# [What needs to be done]
Go through the entries below and copy every line that holds the word "Cycles".

# [Records for this task]
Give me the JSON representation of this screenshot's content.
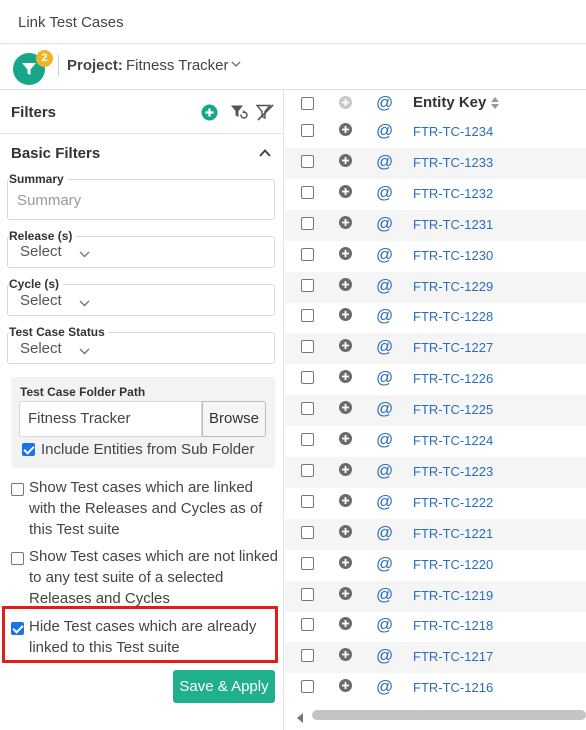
{
  "window": {
    "title": "Link Test Cases"
  },
  "project": {
    "filter_badge_count": "2",
    "label": "Project:",
    "value": "Fitness Tracker"
  },
  "filters": {
    "header": "Filters",
    "basic_filters": "Basic Filters",
    "summary": {
      "label": "Summary",
      "placeholder": "Summary"
    },
    "release": {
      "label": "Release (s)",
      "value": "Select"
    },
    "cycle": {
      "label": "Cycle (s)",
      "value": "Select"
    },
    "status": {
      "label": "Test Case Status",
      "value": "Select"
    },
    "folder": {
      "label": "Test Case Folder Path",
      "value": "Fitness Tracker",
      "browse": "Browse",
      "include_sub": "Include Entities from Sub Folder",
      "include_sub_checked": true
    },
    "options": [
      {
        "text": "Show Test cases which are linked with the Releases and Cycles as of this Test suite",
        "checked": false
      },
      {
        "text": "Show Test cases which are not linked to any test suite of a selected Releases and Cycles",
        "checked": false
      },
      {
        "text": "Hide Test cases which are already linked to this Test suite",
        "checked": true
      }
    ],
    "save_apply": "Save & Apply",
    "highlight_color": "#e01e1e",
    "accent_color": "#21b08e"
  },
  "table": {
    "header": {
      "entity_key": "Entity Key",
      "at_symbol": "@"
    },
    "rows": [
      {
        "key": "FTR-TC-1234",
        "at": "@"
      },
      {
        "key": "FTR-TC-1233",
        "at": "@"
      },
      {
        "key": "FTR-TC-1232",
        "at": "@"
      },
      {
        "key": "FTR-TC-1231",
        "at": "@"
      },
      {
        "key": "FTR-TC-1230",
        "at": "@"
      },
      {
        "key": "FTR-TC-1229",
        "at": "@"
      },
      {
        "key": "FTR-TC-1228",
        "at": "@"
      },
      {
        "key": "FTR-TC-1227",
        "at": "@"
      },
      {
        "key": "FTR-TC-1226",
        "at": "@"
      },
      {
        "key": "FTR-TC-1225",
        "at": "@"
      },
      {
        "key": "FTR-TC-1224",
        "at": "@"
      },
      {
        "key": "FTR-TC-1223",
        "at": "@"
      },
      {
        "key": "FTR-TC-1222",
        "at": "@"
      },
      {
        "key": "FTR-TC-1221",
        "at": "@"
      },
      {
        "key": "FTR-TC-1220",
        "at": "@"
      },
      {
        "key": "FTR-TC-1219",
        "at": "@"
      },
      {
        "key": "FTR-TC-1218",
        "at": "@"
      },
      {
        "key": "FTR-TC-1217",
        "at": "@"
      },
      {
        "key": "FTR-TC-1216",
        "at": "@"
      }
    ]
  }
}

# [Written solution]
        "text": "Show Test cases which are linked with the Releases and Cycles as of this Test suite",
        "text": "Show Test cases which are not linked to any test suite of a selected Releases and Cycles",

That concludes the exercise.